_Problem details_: Scan the data below and copy each line where "école" occurs.

_Supplied material_:

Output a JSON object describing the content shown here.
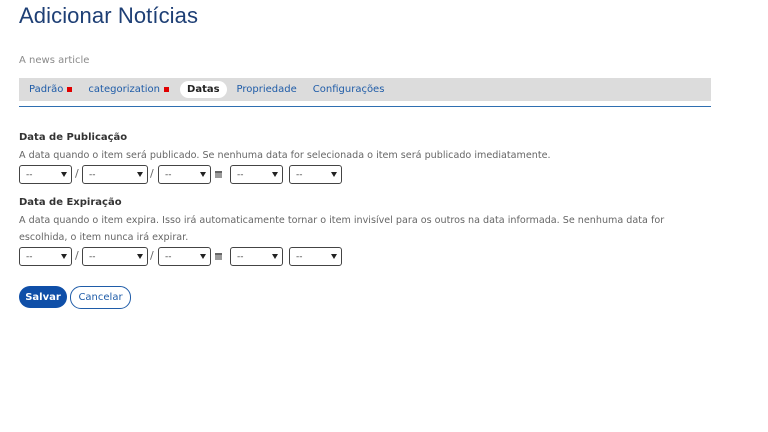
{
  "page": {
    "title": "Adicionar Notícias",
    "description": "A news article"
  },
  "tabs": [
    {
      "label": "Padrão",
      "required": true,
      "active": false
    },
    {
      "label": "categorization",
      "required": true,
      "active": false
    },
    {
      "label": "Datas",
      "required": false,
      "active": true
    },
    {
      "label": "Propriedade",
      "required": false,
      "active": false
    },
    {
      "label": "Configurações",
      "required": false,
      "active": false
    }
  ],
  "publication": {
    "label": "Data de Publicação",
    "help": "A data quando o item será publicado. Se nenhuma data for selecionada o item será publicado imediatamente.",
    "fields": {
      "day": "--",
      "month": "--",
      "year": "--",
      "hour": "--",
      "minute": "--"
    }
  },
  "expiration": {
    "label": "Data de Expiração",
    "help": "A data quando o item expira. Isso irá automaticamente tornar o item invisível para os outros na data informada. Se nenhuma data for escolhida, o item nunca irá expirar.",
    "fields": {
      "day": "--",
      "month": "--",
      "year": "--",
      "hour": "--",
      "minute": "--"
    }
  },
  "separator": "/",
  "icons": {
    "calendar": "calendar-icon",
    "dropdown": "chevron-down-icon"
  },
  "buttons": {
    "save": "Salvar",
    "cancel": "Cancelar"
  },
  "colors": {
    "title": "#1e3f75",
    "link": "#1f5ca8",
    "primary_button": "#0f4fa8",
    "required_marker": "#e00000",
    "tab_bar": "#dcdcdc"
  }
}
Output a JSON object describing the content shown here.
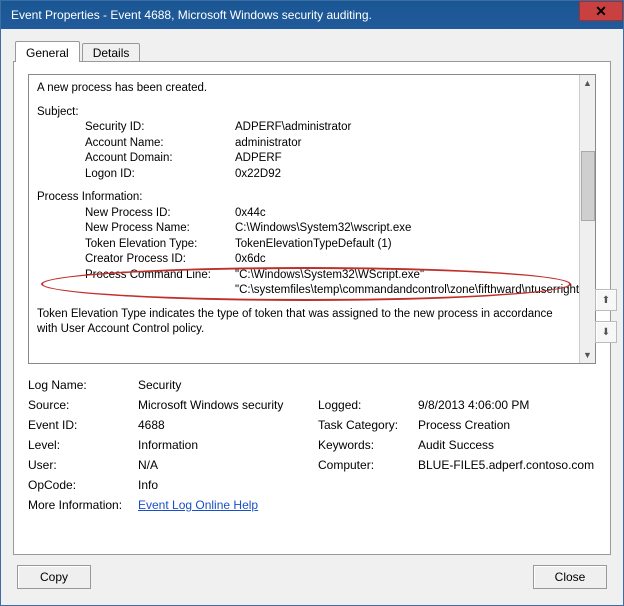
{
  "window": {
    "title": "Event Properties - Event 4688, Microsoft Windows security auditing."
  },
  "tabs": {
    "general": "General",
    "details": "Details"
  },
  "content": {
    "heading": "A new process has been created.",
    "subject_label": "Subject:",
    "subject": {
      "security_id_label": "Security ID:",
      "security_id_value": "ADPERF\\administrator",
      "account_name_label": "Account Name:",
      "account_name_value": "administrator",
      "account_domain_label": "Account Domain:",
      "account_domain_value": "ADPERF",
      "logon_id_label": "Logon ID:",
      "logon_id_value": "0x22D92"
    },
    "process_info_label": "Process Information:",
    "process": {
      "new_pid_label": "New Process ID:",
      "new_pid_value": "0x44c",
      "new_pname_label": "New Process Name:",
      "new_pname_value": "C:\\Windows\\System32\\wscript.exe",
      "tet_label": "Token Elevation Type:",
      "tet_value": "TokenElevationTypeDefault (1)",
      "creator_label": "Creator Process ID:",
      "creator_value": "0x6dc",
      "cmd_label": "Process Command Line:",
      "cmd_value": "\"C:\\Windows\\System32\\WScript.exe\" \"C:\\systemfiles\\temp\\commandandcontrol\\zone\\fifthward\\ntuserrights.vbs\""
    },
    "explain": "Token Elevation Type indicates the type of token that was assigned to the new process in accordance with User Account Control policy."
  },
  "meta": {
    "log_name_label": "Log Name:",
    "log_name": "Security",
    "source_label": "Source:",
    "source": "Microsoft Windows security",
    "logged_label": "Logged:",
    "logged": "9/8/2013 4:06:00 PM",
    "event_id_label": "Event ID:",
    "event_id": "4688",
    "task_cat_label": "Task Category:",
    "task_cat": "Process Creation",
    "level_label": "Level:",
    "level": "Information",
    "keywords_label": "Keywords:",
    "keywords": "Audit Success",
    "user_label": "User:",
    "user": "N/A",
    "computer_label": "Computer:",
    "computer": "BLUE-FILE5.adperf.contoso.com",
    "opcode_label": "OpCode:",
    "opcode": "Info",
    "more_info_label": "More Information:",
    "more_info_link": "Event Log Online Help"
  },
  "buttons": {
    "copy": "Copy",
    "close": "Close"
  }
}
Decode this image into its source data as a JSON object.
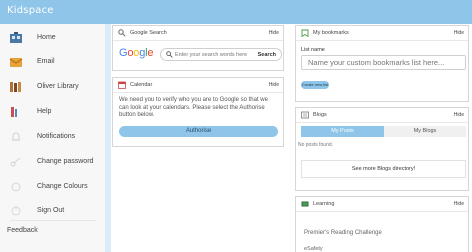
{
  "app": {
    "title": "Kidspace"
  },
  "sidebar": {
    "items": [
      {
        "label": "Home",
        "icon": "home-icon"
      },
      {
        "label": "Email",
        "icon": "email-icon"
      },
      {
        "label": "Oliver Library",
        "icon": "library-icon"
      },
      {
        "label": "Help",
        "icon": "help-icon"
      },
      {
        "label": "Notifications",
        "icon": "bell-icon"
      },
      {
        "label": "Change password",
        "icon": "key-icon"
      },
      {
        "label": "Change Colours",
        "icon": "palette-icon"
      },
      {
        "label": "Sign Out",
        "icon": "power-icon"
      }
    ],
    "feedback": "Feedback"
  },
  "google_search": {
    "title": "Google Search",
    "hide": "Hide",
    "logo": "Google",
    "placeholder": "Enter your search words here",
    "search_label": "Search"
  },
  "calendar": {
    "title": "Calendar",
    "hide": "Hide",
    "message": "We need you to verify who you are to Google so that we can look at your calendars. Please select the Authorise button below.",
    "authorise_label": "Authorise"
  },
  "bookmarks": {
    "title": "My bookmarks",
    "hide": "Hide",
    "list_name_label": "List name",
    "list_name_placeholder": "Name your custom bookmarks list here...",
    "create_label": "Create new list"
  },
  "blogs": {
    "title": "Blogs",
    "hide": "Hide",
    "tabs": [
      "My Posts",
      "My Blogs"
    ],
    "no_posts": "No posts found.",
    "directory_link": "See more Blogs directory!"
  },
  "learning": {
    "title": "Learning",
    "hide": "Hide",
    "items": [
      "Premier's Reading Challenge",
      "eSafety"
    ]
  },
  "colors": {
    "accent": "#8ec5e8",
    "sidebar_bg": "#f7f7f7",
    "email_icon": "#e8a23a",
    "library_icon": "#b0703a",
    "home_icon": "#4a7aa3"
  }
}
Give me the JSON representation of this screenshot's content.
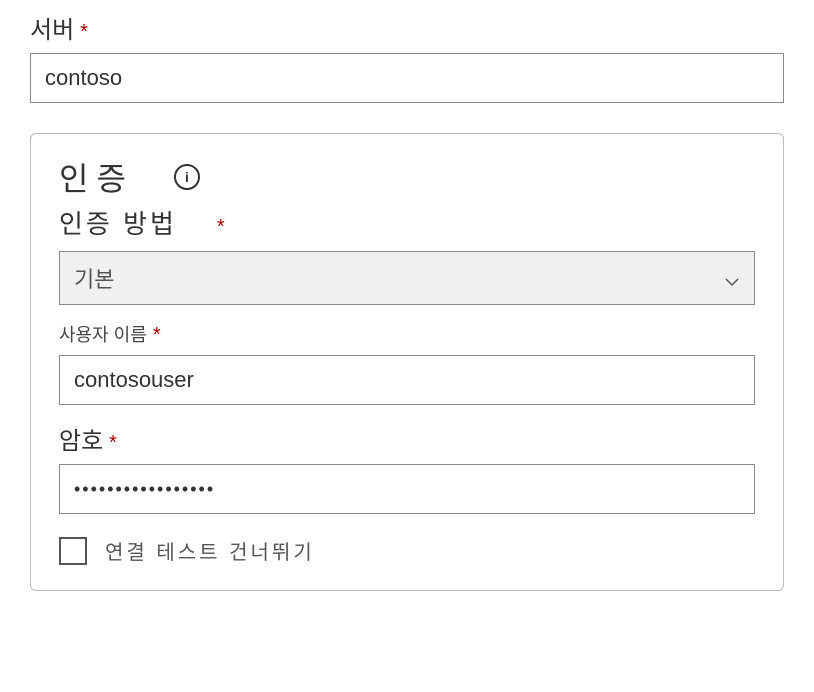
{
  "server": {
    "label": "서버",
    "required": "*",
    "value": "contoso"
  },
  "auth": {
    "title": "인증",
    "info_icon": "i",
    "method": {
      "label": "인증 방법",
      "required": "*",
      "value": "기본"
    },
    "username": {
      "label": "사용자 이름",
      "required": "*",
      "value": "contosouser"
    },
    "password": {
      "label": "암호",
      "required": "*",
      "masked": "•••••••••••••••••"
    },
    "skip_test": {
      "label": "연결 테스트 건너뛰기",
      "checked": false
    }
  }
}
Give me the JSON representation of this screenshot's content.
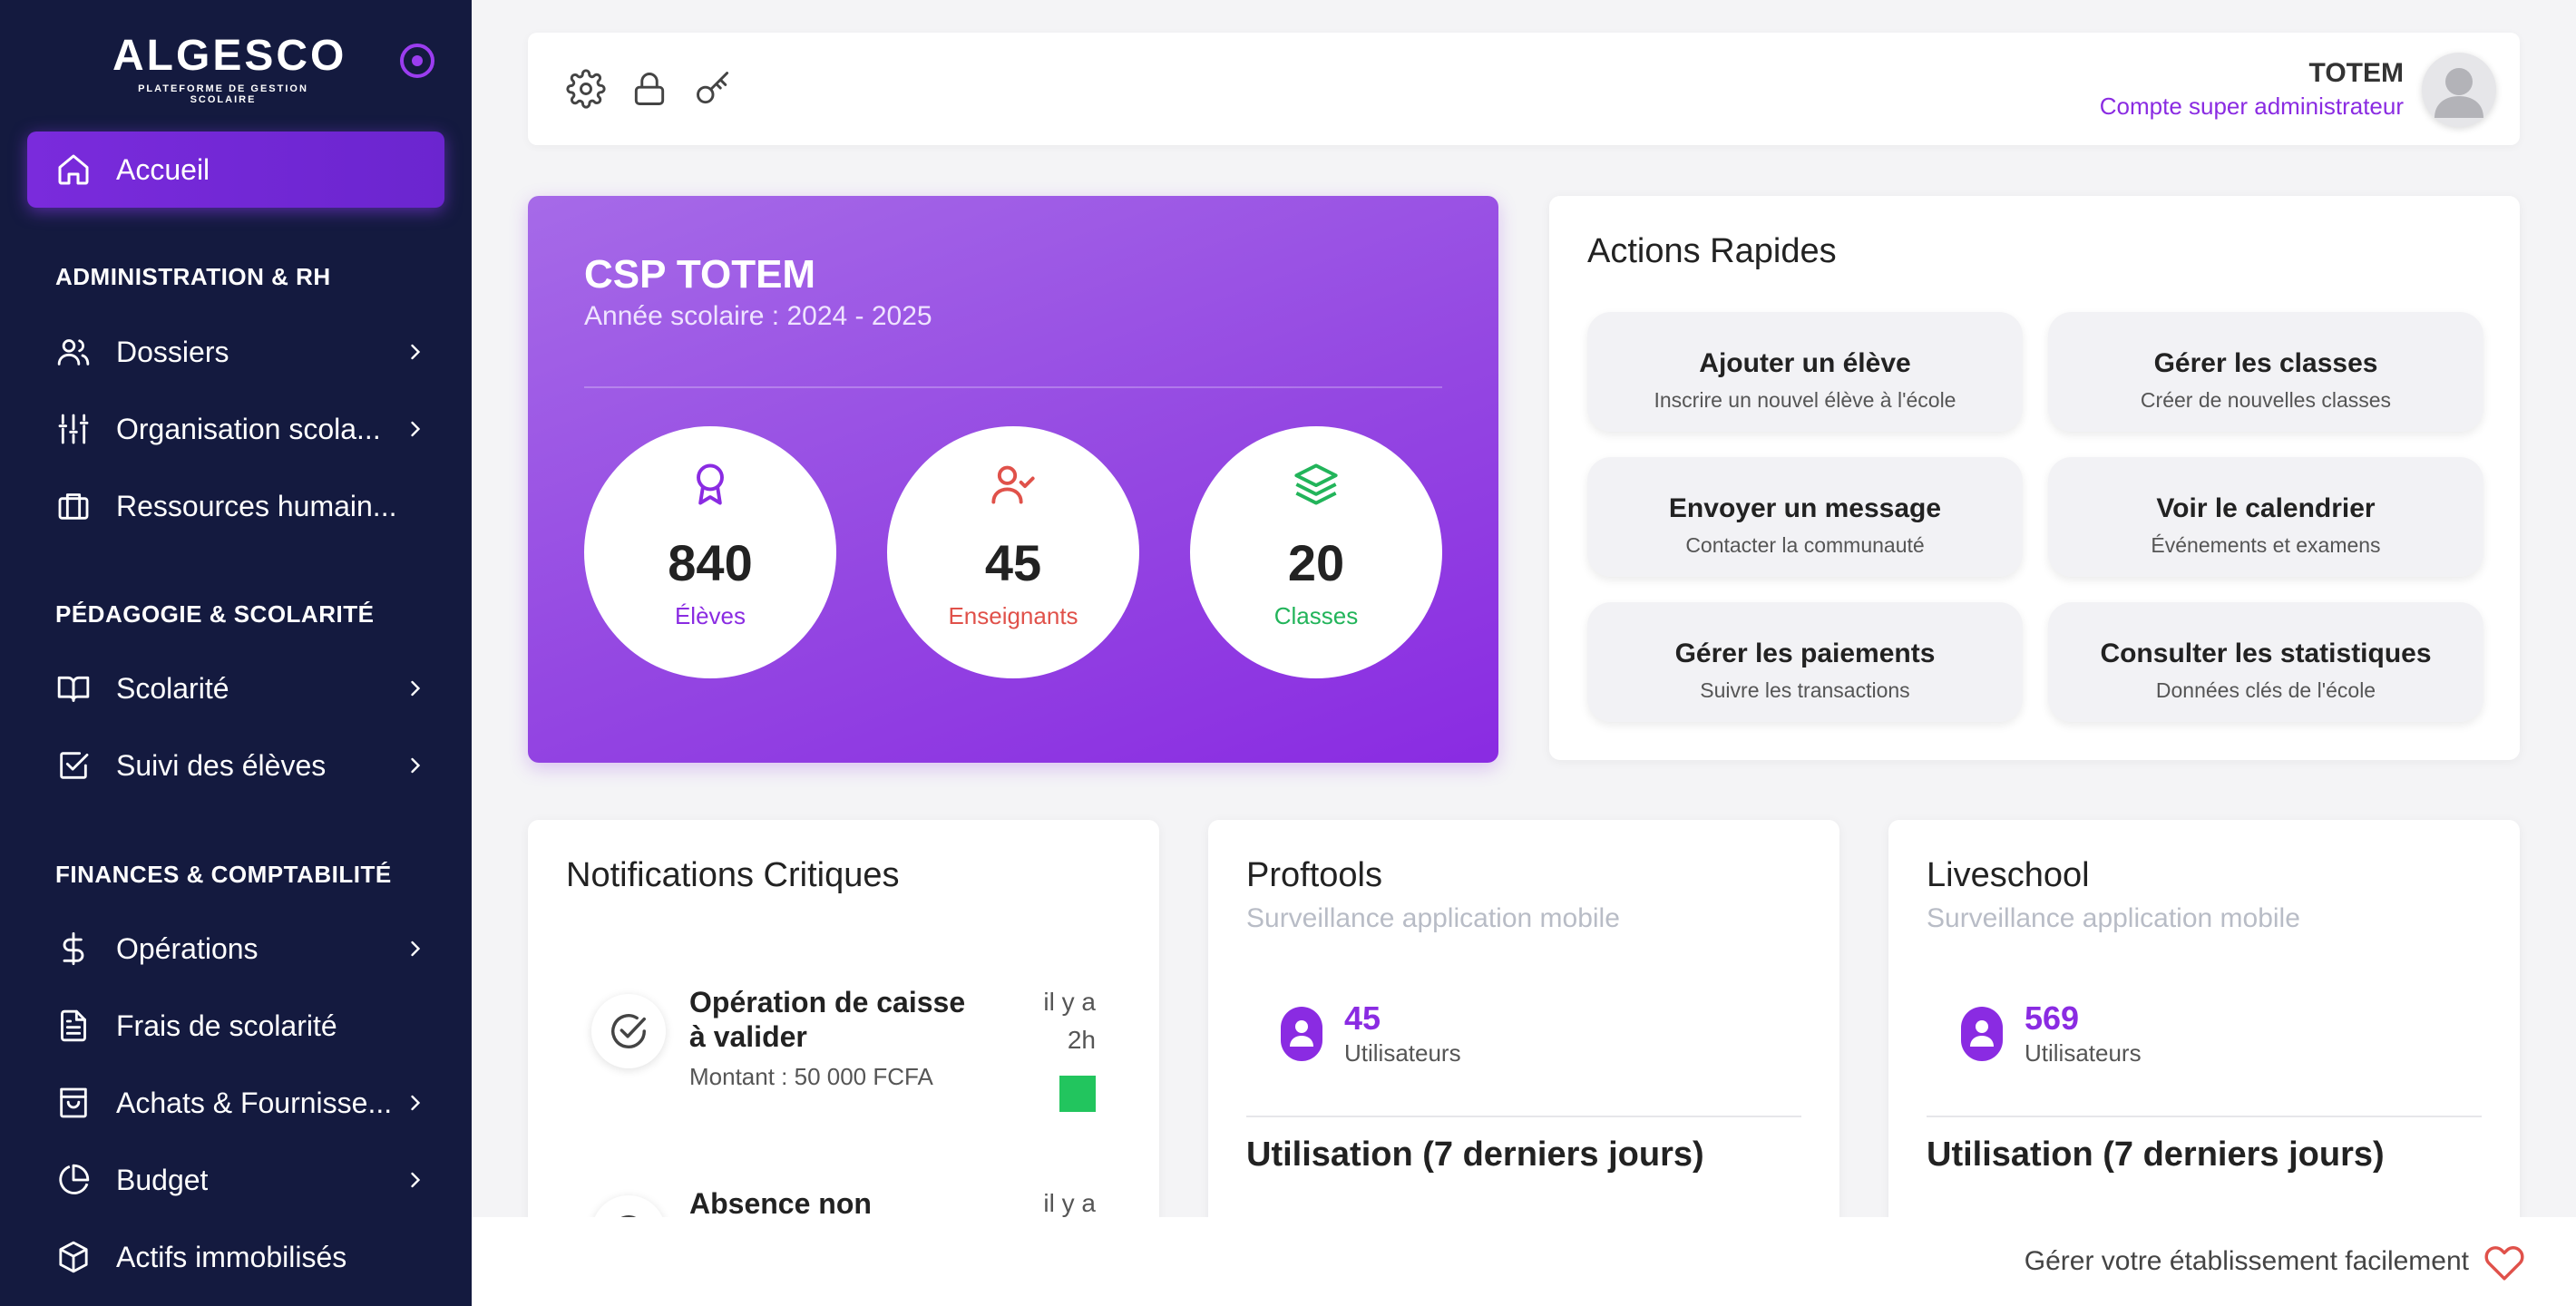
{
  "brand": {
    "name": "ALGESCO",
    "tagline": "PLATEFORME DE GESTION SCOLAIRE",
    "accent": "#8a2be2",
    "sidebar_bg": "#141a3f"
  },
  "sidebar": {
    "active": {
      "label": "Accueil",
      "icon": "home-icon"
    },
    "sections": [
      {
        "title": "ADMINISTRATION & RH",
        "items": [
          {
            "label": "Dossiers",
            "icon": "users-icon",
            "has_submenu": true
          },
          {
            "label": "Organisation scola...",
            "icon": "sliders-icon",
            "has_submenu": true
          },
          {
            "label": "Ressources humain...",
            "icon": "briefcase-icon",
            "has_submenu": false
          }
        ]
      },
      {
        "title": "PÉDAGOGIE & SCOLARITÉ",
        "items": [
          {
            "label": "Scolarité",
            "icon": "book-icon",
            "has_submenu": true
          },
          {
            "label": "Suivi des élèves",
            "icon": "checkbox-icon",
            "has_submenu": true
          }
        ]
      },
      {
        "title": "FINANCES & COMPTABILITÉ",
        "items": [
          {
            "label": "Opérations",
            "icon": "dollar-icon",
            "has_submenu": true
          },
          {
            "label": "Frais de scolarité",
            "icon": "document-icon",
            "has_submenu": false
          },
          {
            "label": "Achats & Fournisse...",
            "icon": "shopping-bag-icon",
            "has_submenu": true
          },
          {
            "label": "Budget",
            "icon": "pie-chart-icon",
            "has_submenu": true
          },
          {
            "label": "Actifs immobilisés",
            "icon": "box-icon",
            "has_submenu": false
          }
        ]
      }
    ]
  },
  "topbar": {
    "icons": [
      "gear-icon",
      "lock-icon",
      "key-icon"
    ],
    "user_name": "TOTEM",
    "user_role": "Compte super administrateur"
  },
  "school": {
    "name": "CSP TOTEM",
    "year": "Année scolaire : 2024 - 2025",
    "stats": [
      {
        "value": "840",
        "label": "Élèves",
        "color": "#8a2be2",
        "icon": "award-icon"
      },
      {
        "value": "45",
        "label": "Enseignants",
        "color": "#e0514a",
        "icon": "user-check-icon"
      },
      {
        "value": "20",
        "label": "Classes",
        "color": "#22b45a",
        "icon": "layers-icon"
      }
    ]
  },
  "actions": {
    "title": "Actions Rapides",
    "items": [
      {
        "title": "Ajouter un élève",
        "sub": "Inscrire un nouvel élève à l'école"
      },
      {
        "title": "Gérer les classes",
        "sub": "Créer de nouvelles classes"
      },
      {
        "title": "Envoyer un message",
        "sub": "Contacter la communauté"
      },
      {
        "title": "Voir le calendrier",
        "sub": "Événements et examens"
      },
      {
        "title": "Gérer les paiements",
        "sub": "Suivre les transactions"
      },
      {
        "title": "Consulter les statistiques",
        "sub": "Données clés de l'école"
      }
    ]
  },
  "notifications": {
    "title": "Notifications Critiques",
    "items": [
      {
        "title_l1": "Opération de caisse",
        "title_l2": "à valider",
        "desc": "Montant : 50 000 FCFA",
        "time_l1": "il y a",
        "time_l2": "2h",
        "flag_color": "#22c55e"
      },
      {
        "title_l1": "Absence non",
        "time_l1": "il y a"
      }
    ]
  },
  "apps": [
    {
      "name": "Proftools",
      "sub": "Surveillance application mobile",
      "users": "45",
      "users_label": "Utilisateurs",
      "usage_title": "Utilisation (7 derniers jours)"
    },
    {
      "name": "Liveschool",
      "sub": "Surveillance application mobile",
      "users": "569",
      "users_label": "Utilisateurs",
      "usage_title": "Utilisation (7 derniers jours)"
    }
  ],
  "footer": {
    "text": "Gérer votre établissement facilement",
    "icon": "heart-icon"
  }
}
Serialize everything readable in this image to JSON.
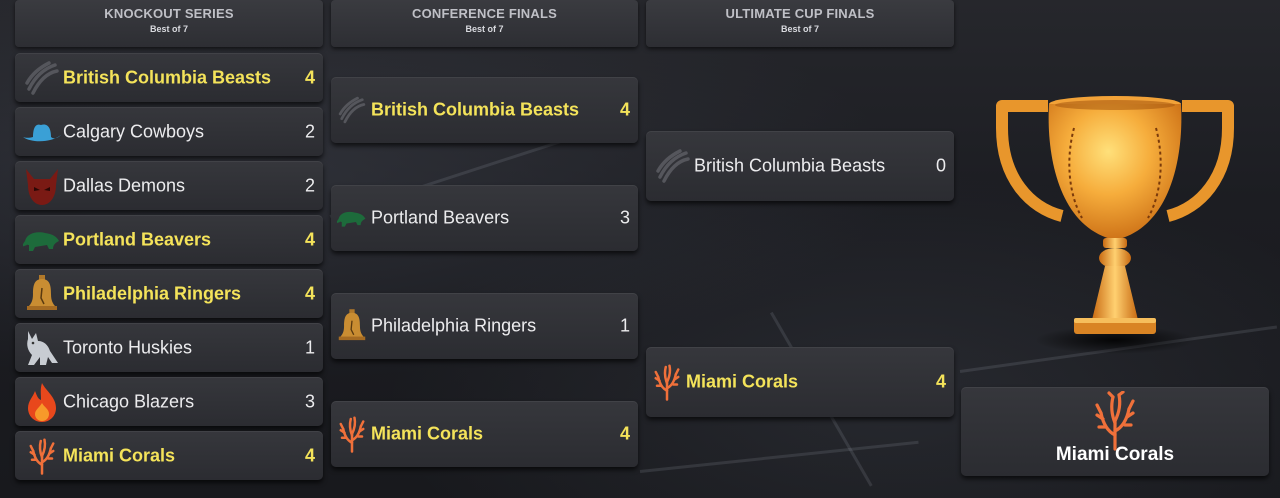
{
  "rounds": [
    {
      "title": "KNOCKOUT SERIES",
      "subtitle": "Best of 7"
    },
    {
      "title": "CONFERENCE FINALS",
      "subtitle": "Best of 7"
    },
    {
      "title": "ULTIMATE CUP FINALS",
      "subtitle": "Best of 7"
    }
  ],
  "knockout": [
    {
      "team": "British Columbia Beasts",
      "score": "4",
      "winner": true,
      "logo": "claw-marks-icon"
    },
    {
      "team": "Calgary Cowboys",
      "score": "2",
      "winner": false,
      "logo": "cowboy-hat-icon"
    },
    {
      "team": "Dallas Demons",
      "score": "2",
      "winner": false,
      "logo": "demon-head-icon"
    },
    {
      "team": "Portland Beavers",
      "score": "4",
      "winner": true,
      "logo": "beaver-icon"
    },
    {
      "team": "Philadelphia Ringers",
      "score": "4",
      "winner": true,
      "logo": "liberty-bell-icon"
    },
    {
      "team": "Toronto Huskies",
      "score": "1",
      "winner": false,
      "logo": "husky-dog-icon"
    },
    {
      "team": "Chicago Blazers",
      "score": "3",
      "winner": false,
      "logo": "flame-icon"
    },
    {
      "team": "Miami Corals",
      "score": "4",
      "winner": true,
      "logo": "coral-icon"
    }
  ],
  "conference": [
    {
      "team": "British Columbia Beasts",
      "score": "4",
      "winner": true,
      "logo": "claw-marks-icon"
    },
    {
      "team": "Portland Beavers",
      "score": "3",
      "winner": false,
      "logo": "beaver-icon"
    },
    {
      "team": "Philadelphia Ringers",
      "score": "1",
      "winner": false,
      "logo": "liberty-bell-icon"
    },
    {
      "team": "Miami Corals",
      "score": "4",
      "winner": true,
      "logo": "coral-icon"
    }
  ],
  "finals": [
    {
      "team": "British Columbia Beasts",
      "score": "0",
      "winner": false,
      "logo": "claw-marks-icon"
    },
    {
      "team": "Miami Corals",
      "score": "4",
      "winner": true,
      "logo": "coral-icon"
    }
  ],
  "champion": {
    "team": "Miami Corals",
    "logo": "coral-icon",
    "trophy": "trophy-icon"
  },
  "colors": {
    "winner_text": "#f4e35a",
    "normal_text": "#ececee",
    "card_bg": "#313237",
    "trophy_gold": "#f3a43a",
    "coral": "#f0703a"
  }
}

_Solution_:
        "sub": "Inscrire un nouvel élève à l'école"
        "sub": "Données clés de l'école"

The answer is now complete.